The Zoning Board of Appeal (ZBA) on May 18 voted to approve the residential building pro-posed for 58 Burbank St. in the Fenway.
The proposed building will be seven stories, and “immediately adjacent to the Fenway CDC” offices, said attorney Marc LaCasse.
Marc LaCasse said that this is a “proposal to fill in a long neglected vacant parcel along Bur-bank St. in the Fenway neighborhood.”
The ground floor will feature three office or “work pod spaces,” according to LaCasse, that will be available for community use via the Fenway CDC and an online software to book the use of the space. The remainder of the floors will have residential units with their own rear balconies.
He added that while the proposed “architecture is contemporary in nature,” it still comple-ments the surrounding historical context within the neighborhood.
There will be five one bedroom units, one two bedroom unit, and one three bedroom unit with bike storage on the lower level.
Three of the units are 400 square feet, but LaCasse said this proposal is not aiming to be a compact living project.
The lot is 1600 square feet and “very narrow,” LaCasse said. He said that this was taken into consideration when designing the building.
Joe Coppinger from the Mayor’s Office of Neighborhood Services said that the mayor’s office has “received a number of letters of support from local abutters and neighborhood associa-tions,” and the support from the mayor’s office comes from the fact that much of the commu-nity was in support of this use for that space.
Vijay Singhal, the owner of the building at 73 Westland Ave., which is located behind 58 Bur-bank St., said he opposes the project for several reasons. He said that there will be issues with parking in the area, and “the building is going to stand out like a sore thumb” at seven stories when other buildings in the area are around four stories.
He also said that he believes the height of the building will block sunlight.
“The proposal is going to make the neighborhood non-homogeneous,” he said, adding that the modern design does not fit in with the context of its surroundings, and “destroys the charac-ter and ambiance of that neighborhood,” he said.
LaCasse explained that the required zoning variances for this project include: insufficient off street parking, the office use is forbidden, the Floor Area Ratio is excessive, and the usable open space and rear yard are insufficient. There is no height variance required, LaCasse said.

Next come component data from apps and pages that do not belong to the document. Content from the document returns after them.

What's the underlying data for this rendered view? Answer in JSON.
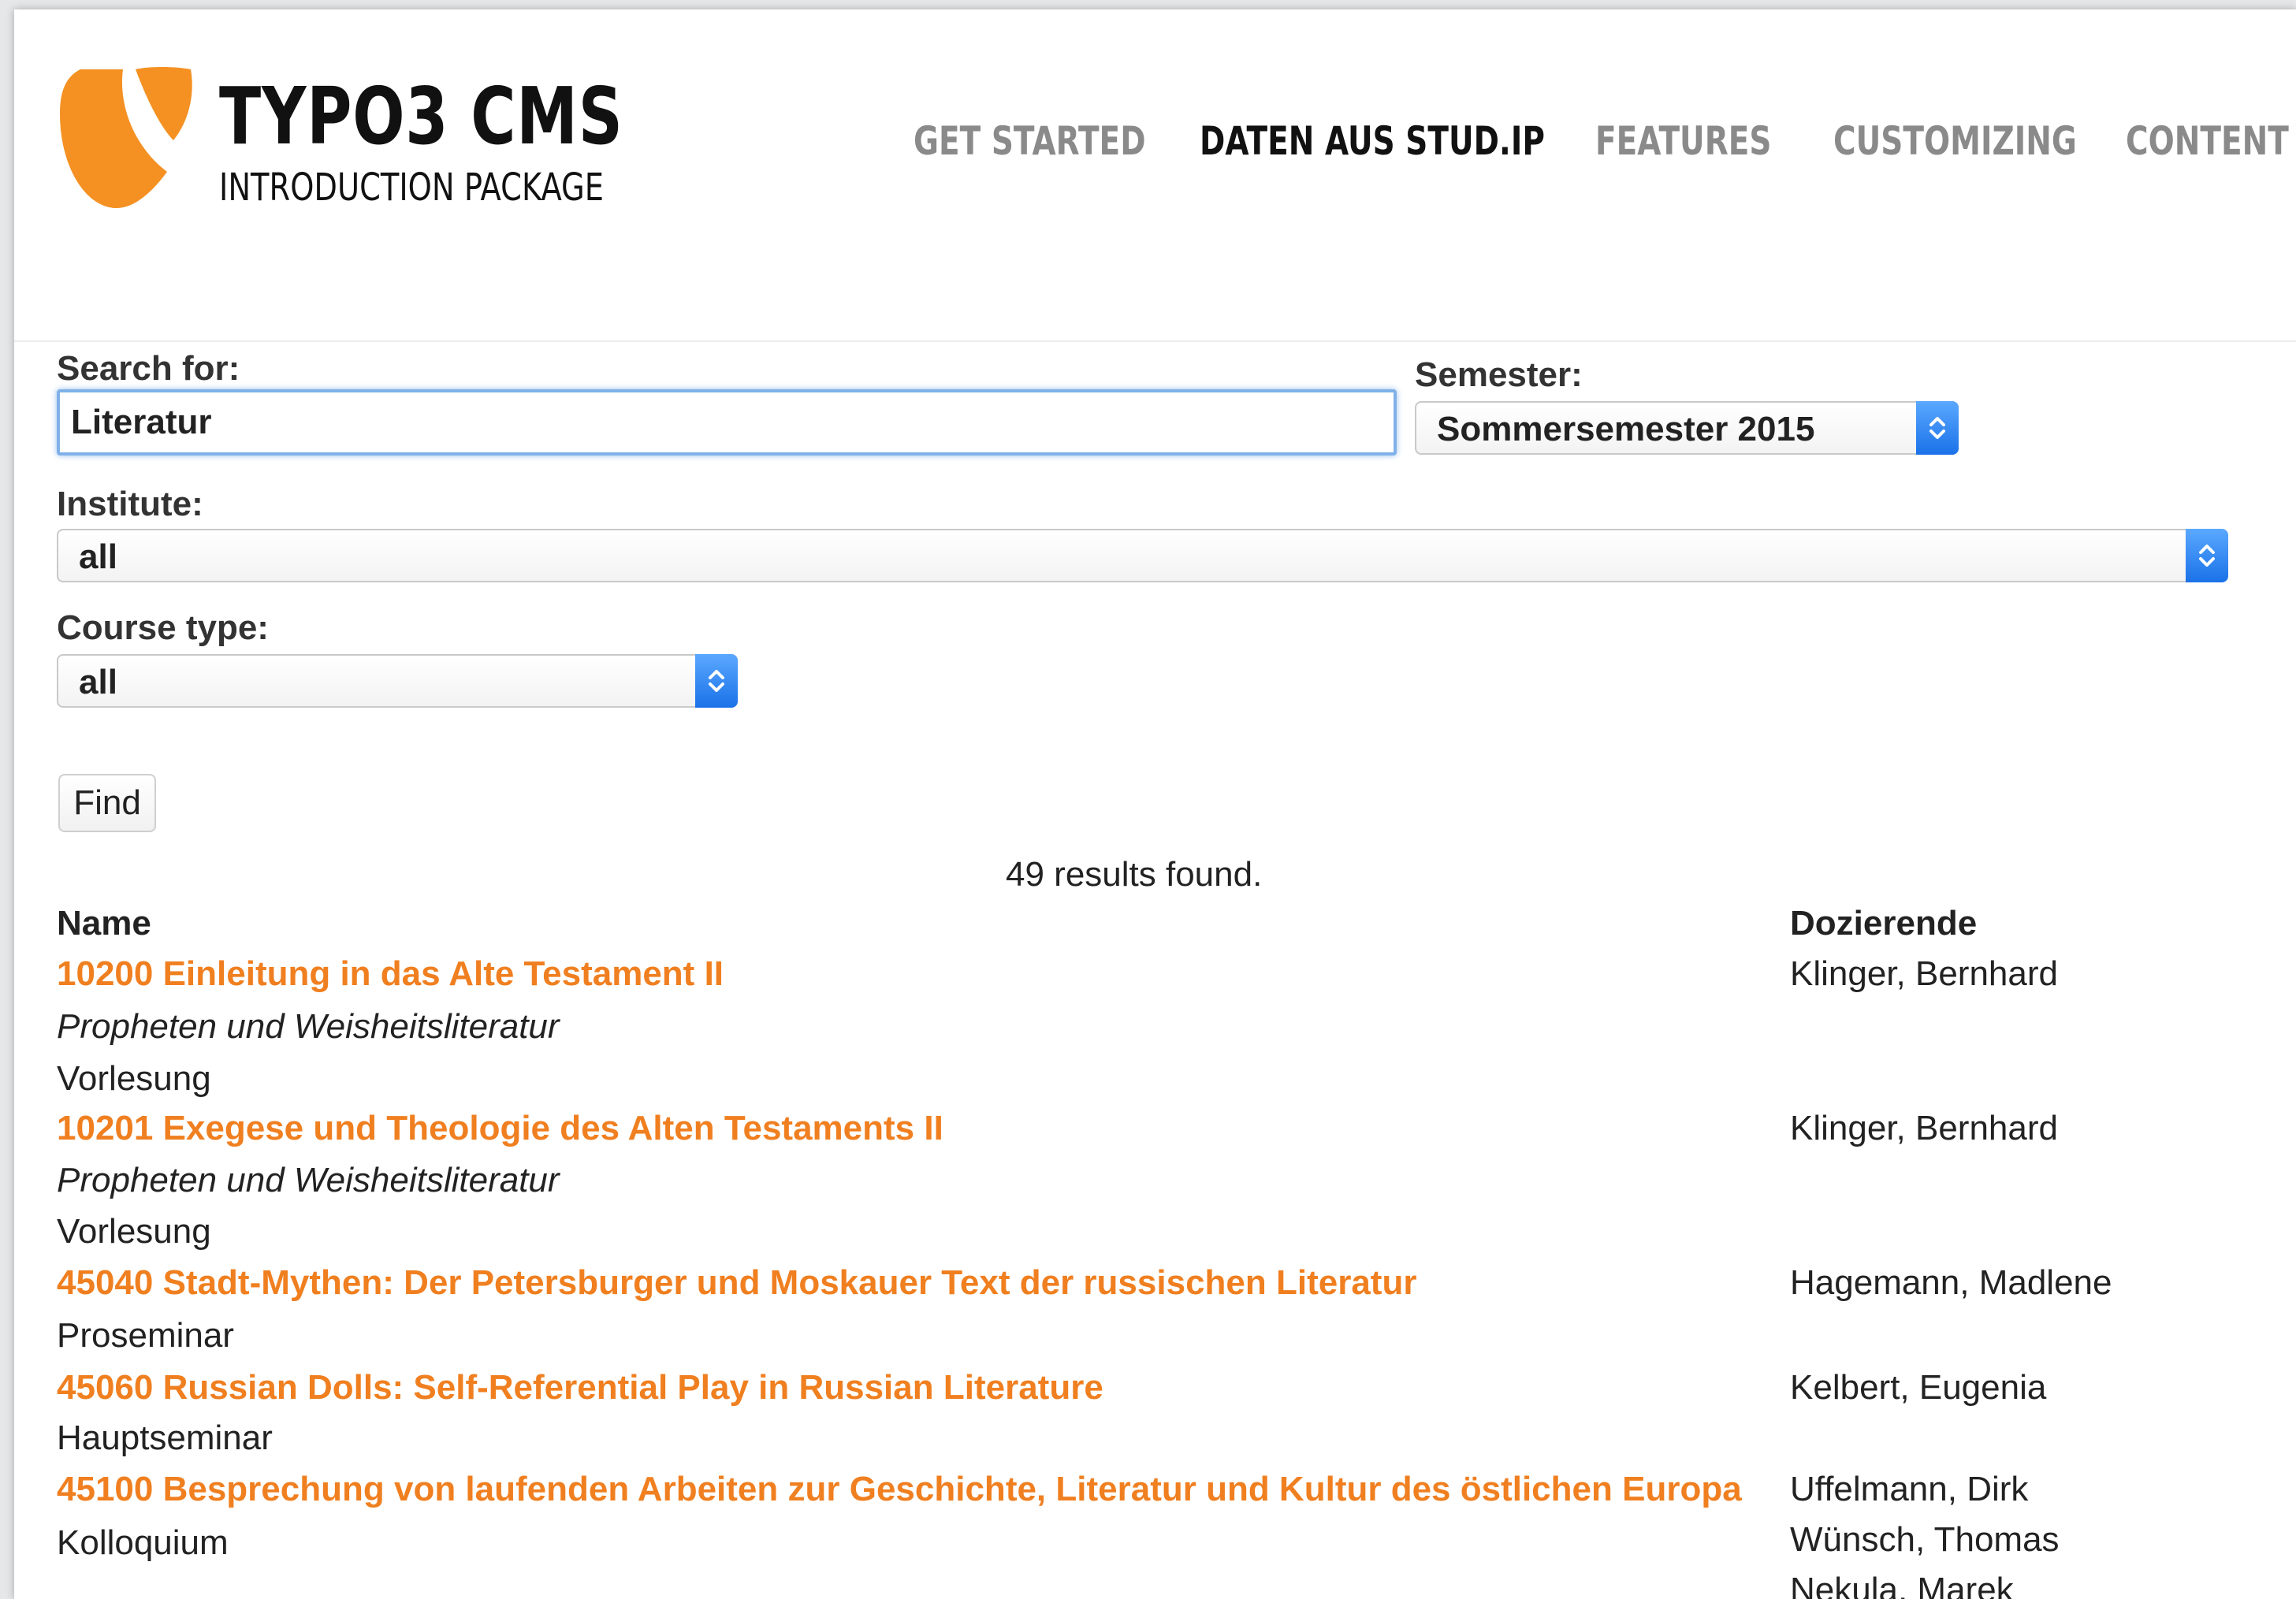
{
  "header": {
    "brand_name": "TYPO3 CMS",
    "brand_sub": "INTRODUCTION PACKAGE",
    "nav": [
      {
        "label": "GET STARTED"
      },
      {
        "label": "DATEN AUS STUD.IP"
      },
      {
        "label": "FEATURES"
      },
      {
        "label": "CUSTOMIZING"
      },
      {
        "label": "CONTENT E"
      }
    ],
    "active_nav": "DATEN AUS STUD.IP"
  },
  "form": {
    "search_label": "Search for:",
    "search_value": "Literatur",
    "semester_label": "Semester:",
    "semester_value": "Sommersemester 2015",
    "institute_label": "Institute:",
    "institute_value": "all",
    "course_type_label": "Course type:",
    "course_type_value": "all",
    "find_label": "Find"
  },
  "results": {
    "count_text": "49 results found.",
    "col_name": "Name",
    "col_lecturers": "Dozierende",
    "rows": [
      {
        "title": "10200 Einleitung in das Alte Testament II",
        "subtitle": "Propheten und Weisheitsliteratur",
        "type": "Vorlesung",
        "lecturers": [
          "Klinger, Bernhard"
        ]
      },
      {
        "title": "10201 Exegese und Theologie des Alten Testaments II",
        "subtitle": "Propheten und Weisheitsliteratur",
        "type": "Vorlesung",
        "lecturers": [
          "Klinger, Bernhard"
        ]
      },
      {
        "title": "45040 Stadt-Mythen: Der Petersburger und Moskauer Text der russischen Literatur",
        "subtitle": "",
        "type": "Proseminar",
        "lecturers": [
          "Hagemann, Madlene"
        ]
      },
      {
        "title": "45060 Russian Dolls: Self-Referential Play in Russian Literature",
        "subtitle": "",
        "type": "Hauptseminar",
        "lecturers": [
          "Kelbert, Eugenia"
        ]
      },
      {
        "title": "45100 Besprechung von laufenden Arbeiten zur Geschichte, Literatur und Kultur des östlichen Europa",
        "subtitle": "",
        "type": "Kolloquium",
        "lecturers": [
          "Uffelmann, Dirk",
          "Wünsch, Thomas",
          "Nekula, Marek"
        ]
      }
    ]
  },
  "colors": {
    "accent_orange": "#f07f20",
    "select_blue": "#1b72e8",
    "focus_blue": "#7fb1e8"
  }
}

After hearing all of the facts and the comments for the proposal the ZBA voted to approve the project with Boston Planning and Development Agency (BPDA) design review. One member of the board was opposed.